Task description ::
If a line in the listing below contains the word "Time", count it, then please give only the number of such lines.
>>
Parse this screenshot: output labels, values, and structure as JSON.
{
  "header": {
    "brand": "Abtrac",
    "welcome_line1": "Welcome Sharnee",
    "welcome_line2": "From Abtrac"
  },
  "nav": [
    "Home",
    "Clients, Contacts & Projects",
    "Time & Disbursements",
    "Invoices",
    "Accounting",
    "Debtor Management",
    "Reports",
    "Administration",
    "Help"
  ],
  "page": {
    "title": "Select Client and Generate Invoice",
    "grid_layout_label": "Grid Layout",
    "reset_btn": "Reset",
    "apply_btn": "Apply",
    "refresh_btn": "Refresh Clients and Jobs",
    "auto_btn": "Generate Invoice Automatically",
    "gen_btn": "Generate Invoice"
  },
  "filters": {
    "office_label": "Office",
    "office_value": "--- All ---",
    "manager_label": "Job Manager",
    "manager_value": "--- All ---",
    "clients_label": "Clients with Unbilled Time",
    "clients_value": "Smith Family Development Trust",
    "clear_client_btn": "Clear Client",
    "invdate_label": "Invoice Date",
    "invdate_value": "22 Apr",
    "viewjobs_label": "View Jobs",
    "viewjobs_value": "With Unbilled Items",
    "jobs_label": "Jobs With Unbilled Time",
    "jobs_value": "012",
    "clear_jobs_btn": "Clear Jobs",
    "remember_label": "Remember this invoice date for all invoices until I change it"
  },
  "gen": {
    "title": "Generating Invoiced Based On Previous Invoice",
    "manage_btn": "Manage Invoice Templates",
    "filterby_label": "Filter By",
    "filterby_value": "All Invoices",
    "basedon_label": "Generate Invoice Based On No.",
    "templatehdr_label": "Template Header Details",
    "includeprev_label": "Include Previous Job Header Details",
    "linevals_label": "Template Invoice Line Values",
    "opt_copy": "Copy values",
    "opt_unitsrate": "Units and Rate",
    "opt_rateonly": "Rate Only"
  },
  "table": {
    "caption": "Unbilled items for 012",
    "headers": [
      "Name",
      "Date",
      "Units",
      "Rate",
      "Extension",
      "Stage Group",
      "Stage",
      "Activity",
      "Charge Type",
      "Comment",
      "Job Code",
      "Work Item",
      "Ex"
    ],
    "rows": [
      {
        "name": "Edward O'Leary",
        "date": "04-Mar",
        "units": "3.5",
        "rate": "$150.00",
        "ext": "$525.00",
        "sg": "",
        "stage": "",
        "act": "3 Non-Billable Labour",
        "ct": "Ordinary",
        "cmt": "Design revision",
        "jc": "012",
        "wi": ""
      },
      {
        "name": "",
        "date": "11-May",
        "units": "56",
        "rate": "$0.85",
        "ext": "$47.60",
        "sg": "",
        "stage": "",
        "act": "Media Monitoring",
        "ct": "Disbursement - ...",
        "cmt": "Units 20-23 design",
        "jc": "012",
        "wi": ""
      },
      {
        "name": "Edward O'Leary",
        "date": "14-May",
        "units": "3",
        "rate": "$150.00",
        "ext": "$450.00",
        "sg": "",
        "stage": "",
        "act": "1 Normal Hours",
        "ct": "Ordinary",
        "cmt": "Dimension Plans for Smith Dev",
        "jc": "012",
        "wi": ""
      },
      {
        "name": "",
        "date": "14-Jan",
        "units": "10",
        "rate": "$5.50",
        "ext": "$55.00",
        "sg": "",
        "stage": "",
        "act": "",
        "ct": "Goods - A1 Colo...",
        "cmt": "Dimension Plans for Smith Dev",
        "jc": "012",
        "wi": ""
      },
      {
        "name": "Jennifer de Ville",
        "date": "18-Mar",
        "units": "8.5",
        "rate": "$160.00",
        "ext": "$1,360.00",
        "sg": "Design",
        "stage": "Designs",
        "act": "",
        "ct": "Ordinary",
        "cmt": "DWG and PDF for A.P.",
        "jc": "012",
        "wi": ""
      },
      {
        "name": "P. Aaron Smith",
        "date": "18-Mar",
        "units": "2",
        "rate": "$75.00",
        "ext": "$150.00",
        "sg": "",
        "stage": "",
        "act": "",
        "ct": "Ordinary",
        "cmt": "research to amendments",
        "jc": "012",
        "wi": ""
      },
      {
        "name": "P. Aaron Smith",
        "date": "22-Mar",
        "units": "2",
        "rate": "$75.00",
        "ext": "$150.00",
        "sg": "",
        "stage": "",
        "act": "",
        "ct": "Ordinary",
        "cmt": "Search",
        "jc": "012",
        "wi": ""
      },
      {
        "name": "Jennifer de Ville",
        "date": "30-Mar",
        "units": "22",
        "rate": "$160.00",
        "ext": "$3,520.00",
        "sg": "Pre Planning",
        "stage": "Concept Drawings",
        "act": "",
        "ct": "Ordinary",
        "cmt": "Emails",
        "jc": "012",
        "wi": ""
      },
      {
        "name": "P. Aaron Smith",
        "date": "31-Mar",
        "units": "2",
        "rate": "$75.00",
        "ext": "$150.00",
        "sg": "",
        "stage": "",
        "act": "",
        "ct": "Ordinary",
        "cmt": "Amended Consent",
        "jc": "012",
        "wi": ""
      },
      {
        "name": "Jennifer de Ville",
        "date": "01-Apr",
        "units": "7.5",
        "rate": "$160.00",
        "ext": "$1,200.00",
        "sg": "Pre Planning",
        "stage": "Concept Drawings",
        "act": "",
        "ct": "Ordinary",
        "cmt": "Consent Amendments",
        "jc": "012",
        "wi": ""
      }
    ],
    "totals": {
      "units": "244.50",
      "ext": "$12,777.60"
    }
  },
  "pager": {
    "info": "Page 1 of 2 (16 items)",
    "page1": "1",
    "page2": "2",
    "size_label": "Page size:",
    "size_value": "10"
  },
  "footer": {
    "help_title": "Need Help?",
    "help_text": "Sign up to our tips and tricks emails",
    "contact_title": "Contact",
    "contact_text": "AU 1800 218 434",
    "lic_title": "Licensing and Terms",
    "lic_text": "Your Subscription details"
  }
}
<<
Response area ::
3